by A. C. LaMonica
Voting: Does it Really Matter?
Imagine, America’s citizens wake up on Election Day, Tuesday, November 4th, 2008 and go about their daily activities; work, shop, etc. They go home as usual, have dinner, relax, and go to sleep. No one votes.
What would happen? Would this cause a huge catastrophe? Would it be governmental chaos? No doubt such an historic event would grab the world’s attention but more importantly, who would be the next president of the United States of America?
The brutal truth of the matter is that this would cause no strife amongst the ranks of the current system: the Electoral College. Put in the simplest terms, the popular vote (the one we are encouraged to participate in each election) has absolutely no legal significance in deciding an election. Ultimately, we make our vote but the Electors have the final say.
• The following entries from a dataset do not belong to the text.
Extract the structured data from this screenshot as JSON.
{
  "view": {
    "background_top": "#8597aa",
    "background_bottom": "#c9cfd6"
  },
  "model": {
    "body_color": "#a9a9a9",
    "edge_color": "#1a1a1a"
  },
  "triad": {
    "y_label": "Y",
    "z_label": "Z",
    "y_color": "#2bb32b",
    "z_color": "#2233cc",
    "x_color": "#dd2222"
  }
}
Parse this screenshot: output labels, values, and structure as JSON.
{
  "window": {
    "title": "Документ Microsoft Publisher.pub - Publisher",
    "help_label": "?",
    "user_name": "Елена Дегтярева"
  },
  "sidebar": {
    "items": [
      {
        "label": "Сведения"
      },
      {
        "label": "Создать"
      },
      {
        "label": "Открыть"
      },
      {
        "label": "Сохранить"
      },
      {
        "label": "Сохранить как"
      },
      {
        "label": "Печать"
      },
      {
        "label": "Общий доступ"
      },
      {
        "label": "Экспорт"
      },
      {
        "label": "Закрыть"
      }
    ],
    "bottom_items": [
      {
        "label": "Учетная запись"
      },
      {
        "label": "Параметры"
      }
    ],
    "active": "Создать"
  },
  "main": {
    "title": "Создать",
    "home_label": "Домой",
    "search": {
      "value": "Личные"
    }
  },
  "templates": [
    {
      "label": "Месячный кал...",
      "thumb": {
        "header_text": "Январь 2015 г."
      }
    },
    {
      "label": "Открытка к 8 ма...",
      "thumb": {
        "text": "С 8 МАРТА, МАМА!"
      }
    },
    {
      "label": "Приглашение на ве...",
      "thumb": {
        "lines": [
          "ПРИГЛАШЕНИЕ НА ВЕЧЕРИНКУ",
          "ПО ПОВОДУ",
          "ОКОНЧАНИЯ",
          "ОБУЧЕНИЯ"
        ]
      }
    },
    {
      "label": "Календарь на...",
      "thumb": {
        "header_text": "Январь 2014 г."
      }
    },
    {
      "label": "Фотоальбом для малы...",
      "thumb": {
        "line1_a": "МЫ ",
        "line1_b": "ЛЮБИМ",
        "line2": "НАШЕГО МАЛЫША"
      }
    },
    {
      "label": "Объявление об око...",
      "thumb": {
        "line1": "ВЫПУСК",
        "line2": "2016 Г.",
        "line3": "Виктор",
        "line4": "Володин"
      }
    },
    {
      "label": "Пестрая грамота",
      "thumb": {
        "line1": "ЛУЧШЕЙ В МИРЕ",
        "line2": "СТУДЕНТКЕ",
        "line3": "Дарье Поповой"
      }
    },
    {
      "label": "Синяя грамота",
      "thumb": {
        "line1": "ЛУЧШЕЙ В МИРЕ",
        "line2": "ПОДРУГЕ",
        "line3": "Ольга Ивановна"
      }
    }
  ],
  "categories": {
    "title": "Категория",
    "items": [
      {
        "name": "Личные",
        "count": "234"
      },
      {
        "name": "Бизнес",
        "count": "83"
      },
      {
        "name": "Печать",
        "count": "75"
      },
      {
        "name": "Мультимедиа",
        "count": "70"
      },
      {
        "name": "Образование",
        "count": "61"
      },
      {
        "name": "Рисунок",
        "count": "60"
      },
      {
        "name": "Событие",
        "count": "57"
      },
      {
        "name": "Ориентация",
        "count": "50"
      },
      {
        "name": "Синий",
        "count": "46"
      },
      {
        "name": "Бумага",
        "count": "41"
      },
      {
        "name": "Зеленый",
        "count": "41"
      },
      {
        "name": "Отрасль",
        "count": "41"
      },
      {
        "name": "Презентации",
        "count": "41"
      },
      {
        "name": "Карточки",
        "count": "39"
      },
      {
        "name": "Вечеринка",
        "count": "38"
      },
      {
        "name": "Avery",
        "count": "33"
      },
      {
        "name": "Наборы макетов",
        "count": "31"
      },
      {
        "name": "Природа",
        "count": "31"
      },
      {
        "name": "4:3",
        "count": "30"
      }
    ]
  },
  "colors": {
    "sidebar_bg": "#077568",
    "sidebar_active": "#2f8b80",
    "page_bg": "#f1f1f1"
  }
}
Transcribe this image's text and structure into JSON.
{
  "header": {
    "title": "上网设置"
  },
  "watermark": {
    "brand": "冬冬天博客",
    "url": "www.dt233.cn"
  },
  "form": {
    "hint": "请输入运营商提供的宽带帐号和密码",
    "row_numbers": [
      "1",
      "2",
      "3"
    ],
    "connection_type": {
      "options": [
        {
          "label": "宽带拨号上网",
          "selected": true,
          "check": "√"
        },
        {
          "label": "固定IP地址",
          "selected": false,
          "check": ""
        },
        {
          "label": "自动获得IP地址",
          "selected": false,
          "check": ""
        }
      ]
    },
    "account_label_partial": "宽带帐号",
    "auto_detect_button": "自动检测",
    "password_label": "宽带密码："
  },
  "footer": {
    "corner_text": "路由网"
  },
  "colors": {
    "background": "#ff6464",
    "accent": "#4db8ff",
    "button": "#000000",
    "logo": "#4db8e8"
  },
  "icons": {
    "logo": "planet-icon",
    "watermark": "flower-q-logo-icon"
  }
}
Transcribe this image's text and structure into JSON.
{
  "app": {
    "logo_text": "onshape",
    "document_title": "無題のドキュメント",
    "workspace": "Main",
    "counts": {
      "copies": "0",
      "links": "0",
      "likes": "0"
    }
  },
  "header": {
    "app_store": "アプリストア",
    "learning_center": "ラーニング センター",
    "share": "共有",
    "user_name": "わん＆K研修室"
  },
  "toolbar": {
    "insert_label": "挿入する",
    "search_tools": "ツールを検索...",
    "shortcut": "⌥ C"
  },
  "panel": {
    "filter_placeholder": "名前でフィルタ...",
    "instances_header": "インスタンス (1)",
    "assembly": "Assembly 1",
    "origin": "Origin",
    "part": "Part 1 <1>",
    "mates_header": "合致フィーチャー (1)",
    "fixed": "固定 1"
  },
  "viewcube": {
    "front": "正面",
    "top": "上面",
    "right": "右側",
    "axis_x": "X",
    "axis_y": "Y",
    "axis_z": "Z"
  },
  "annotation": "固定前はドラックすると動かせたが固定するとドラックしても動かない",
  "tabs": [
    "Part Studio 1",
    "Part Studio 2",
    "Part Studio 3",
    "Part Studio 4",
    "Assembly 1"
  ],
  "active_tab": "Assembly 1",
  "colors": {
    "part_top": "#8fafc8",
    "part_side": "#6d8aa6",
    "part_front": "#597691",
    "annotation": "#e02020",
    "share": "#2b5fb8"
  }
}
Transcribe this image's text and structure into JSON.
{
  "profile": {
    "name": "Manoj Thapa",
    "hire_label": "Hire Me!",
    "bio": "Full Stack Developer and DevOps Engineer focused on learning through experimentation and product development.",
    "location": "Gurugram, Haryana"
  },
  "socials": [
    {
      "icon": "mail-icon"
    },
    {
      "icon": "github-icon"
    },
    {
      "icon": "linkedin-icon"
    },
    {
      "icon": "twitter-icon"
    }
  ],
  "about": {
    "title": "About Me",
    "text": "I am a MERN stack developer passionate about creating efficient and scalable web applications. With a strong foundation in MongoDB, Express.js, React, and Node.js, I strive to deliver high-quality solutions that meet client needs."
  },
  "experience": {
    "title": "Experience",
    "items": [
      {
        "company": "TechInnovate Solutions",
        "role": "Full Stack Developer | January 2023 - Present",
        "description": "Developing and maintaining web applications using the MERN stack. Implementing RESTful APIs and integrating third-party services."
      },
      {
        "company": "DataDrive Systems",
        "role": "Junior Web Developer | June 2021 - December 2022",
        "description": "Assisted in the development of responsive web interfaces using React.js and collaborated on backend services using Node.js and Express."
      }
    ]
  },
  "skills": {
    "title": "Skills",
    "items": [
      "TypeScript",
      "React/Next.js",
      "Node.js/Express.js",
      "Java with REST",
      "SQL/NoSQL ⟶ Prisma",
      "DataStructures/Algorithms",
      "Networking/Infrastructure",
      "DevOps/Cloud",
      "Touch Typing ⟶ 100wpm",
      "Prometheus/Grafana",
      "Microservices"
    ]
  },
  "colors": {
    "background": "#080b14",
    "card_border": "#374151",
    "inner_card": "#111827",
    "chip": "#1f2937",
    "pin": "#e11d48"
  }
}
With the presidential election nearing, it is virtually impossible to go a day without hearing which candidate did or said what etc. Who got the gold? Who’s running out of campaign money? Huckabee said what?! Not surprisingly, most Americans overlook the more fundamental issue within the voting system itself. I’d like to believe that every vote counts but how could I?
In doing my own personal research on this subject, I was lucky to make it out without my head exploding. It truly is an unnecessarily complex system that technically defeats the purpose of a democracy!
I realize that simply getting rid of the Electoral College is far-fetched but the majority of reasonable Americans should agree that the system needs reform at the very least.
In order to avoid any possibility of spontaneous combustion, I will not go in to all the details surrounding this on-going debate. However, I do recommend everyone take some time to read up on the Electoral College and the arguments for and against. One helpful site can be found at http://people.howstuffworks.com/electoral-college.htm. Also, Joe Bialek wrote an interesting article called Refining the Electoral College in the November/December 2007 edition of The Humanist.
I would like to share a brief interview I was able to get with Congressman Gene Green of the 29th Congressional District of Texas. Congressman Green has been pushing to abolish the Electoral College because he feels that the popular vote is a more accurate measurement of the people’s will. What a crazy idea, right?
Path of Reason: We continue to hear the phrase "every vote counts" when election time nears. With our society stressing the importance of voting, does every vote count under the Electoral College system?
Rep. Green: No - Our presidential elections are winner-take-all, state by state.
POR: Some opponents of direct popular vote claim that abolishing the current system would result in an "urban power grab" and simply shift the focus to large cities. What is your take on this perspective?
Rep. Green: Presidential nominees do that now. Large urban media markets are where they spend most of their time.
POR: One issue in the Electoral College is the problem of "faithless Electors," or Electors who cast their vote for someone other than the person they pledge to elect. If the Electoral College is to exist, shouldn't it simply be illegal for an Elector to change his/her vote?
Rep. Green: Yes.
POR: As the debate for and against the current "winner-take-all" system rages on, is it more feasible to work towards a compromise? If so, are there any reasonable alternatives that reflect the current system but also, the will of the people?
Rep. Green: Yes, we could base electoral votes on congressional district with the remainder going to the winner of the state.
POR: Do you see any noticeable shift in support for or against the Electoral College?
Rep. Green: After 2000 and 2004, there was some shift toward supporting a change.
POR: How should Americans go about getting more support for abolishing or refining the Electoral College?
Rep. Green: Contact your members of Congress.
Thanks to Congressman Green and his assistant Jesse for taking the time to reply to our request!